IMPASS is a wheel-leg hybrid robot that can walk in unstructured environments by independently extending, or retracting, three actuated spokes on each wheel. IMPASS stands for Intelligent Mobility Platform with Actuated Spoke System. The robot has been under development by the Robotics & Mechanisms Laboratory at Virginia Tech, a facility for graduate and undergraduate robotics research and education with an emphasis on studying novel mobile robot locomotion strategies.
The IMPASS robot will use rimless wheels with spokes that can lengthen or shorten according to terrain. IMPASS, which stands for Intelligent Mobility Platform with Active Spoke System, is under development at Virginia Polytechnic Institute and State University.
IMPASS robot in action (Credit: Engadget)
According to one of the developers, engineer Dennis Hong, the spoke wheel concept "allows multiple modes of motion, which give it the ability to stride quickly using one contact point per wheel, walk with static stability with two contact points per wheel, or assume a stable stance using three contact points per wheel." Hong designed the system along with colleague Doug Laney.
Legs work better when negotiating very rough terrain, but are often slower than wheeled vehicles on smooth surfaces. The IMPASS system tries for the best of both worlds; the three spokes can be made to lengthen or shorten independently, allowing the robot to adjust itself to overcome obstructions.

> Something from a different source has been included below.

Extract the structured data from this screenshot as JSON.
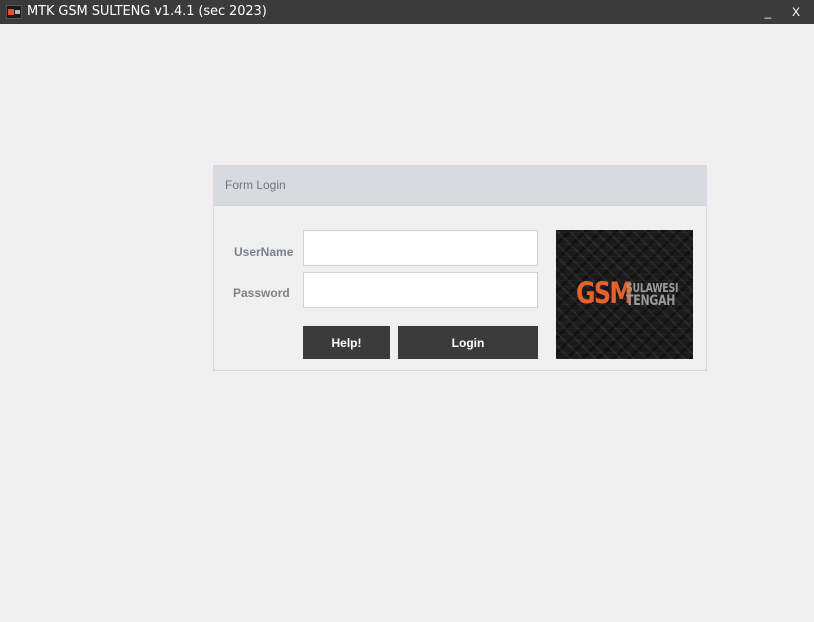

Turning can be done by varying spoke length as well.
Neal Stephenson, in his 1992 novel Snow Crash, writes about this very same idea - he calls them smart wheels and puts them on skateboards:
Smart wheels use sonar, laser range finding and millimeter wave radar to identify mufflers and other debris. Each one consists of a hub with many tiny spokes. Each spoke telescopes into five sections. On the end is a squat foot, rubber tread on the bottom, swiveling on a ball joint. As the wheel rolls, the feet plant themselves one at a time, almost glomming into one continuous tire...
People who read this, also read...
back to top